Central Bank Balance Sheets (Assets as a percent of GDP)
Note how the Federal Reserve has suddenly become the laggard of the major central banks currently exercising some form of quantitative easing. Since 2011, the Federal Reserve’s assets as a percent of GDP have actually flattened out. Of course, the out-performance of U.S. GDP growth versus growth in Japan, the eurozone, and the United Kingdom partially the Fed’s lagging position. All else remaining equal, this chart demonstrates that the Fed has a lot of room to continue expanding its balance sheet in an attempt to soften the dollar. Indeed, in a recent discussion with reporters, San Francisco Fed President John Williams (voting FOMC member) reaffirmed that he thinks the Fed should buy at least $600B in bonds during QE3. With U.S. GDP standing at $15,776B, this bond buying represents just another 3.8% of GDP, still well-behind the other major central banks depicted above. Thus, whether the dollar falls over time in the face of this full-court press will likely depend a lot on what happens with growth and QE programs in Japan, the eurozone, and the United Kingdom.

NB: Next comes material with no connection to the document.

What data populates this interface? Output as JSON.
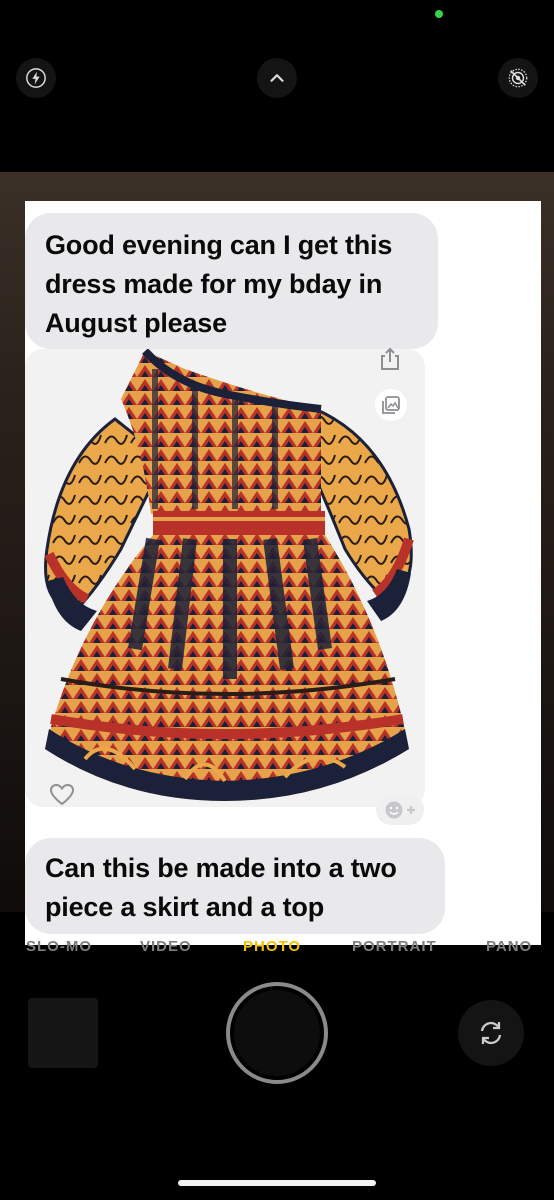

via The Dollar’s Vote Is In And Appears Ready To Run Higher – Seeking Alpha.